HIST 395.002
Art and Culture of the Ancient World
Nikolaus Overtoom
MWF 9:00–9:50

This course will be a lecture-based survey of cultural developments throughout the ancient world, from Western Europe to the Near East and from the Bronze Age to Late Antiquity. Divided into three sections, the course will provide overviews of ancient history, ancient Greek art and culture, and ancient Roman art and culture. The awe-inspiring monuments and vibrant artwork of the Greeks and Romans formed a cultural legacy that remains significant today. Influenced by several of the great civilizations of the ancient Near East, the Greeks and Romans created one of history’s greatest periods of cultural and artistic transformation and innovation.

HIST 395.003
Rome’s Emperors: The Rise and Fall of Rome’s First Imperial Family
Nikolaus Overtoom
MWF 1:00–1:50

This course will be a student-driven seminar based on readings, research, and in-class discussions of the first rulers of the Roman world and the challenges they faced. Students will investigate the numerous triumphs and catastrophes celebrated and endured by Rome’s first imperial family, the Julio-Claudian dynasty.
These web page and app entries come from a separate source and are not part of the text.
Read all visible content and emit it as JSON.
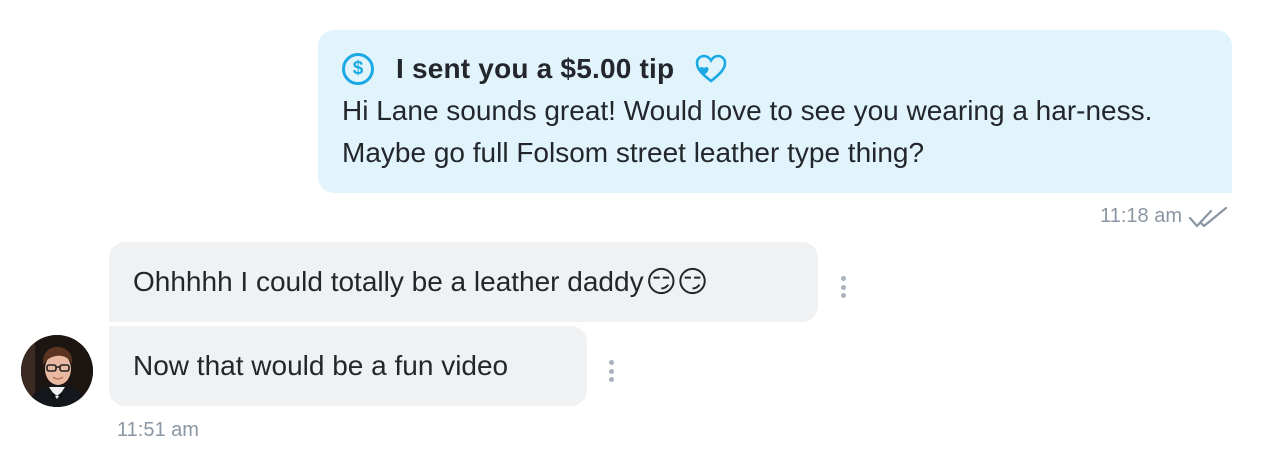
{
  "sent_message": {
    "tip_label": "I sent you a $5.00 tip",
    "dollar_symbol": "$",
    "text": "Hi Lane sounds great! Would love to see you wearing a har-ness. Maybe go full Folsom street leather type thing?",
    "time": "11:18 am",
    "bubble_color": "#e1f4fc",
    "accent_color": "#1aa9e5"
  },
  "received_messages": [
    {
      "text": "Ohhhhh I could totally be a leather daddy",
      "emoji": "😏😏"
    },
    {
      "text": "Now that would be a fun video",
      "emoji": ""
    }
  ],
  "received_time": "11:51 am",
  "icons": {
    "tip": "dollar-circle-icon",
    "heart": "heart-icon",
    "read_receipt": "double-check-icon",
    "options": "more-vertical-icon",
    "avatar": "avatar"
  }
}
The course will allow students to engage ancient opinions and modern arguments surrounding some of Rome’s most famous and infamous figures, including Caesar, Augustus, Caligula, and Nero, to better understand how the Julio-Claudians forged and failed the empire.

LATN 101.001
Elementary Latin I
James Patton
MWF 11:00–11:50

LATN 101.002
Elementary Latin I
Hannah Mickens
MWF 1:00–1:50

LATN 101.003
Elementary Latin I
Logan Kottler
MWF 2:00–2:50

LATN 101.004
Elementary Latin I
Lauren Alberti
MWF 10:00–10:50

LATN 102.001
Elementary Latin II
Noah Holt
MWF 10:00–10:50

LATN 202.001
Intermediate Latin II
Hannah Mickens
MWF 3:00–3:50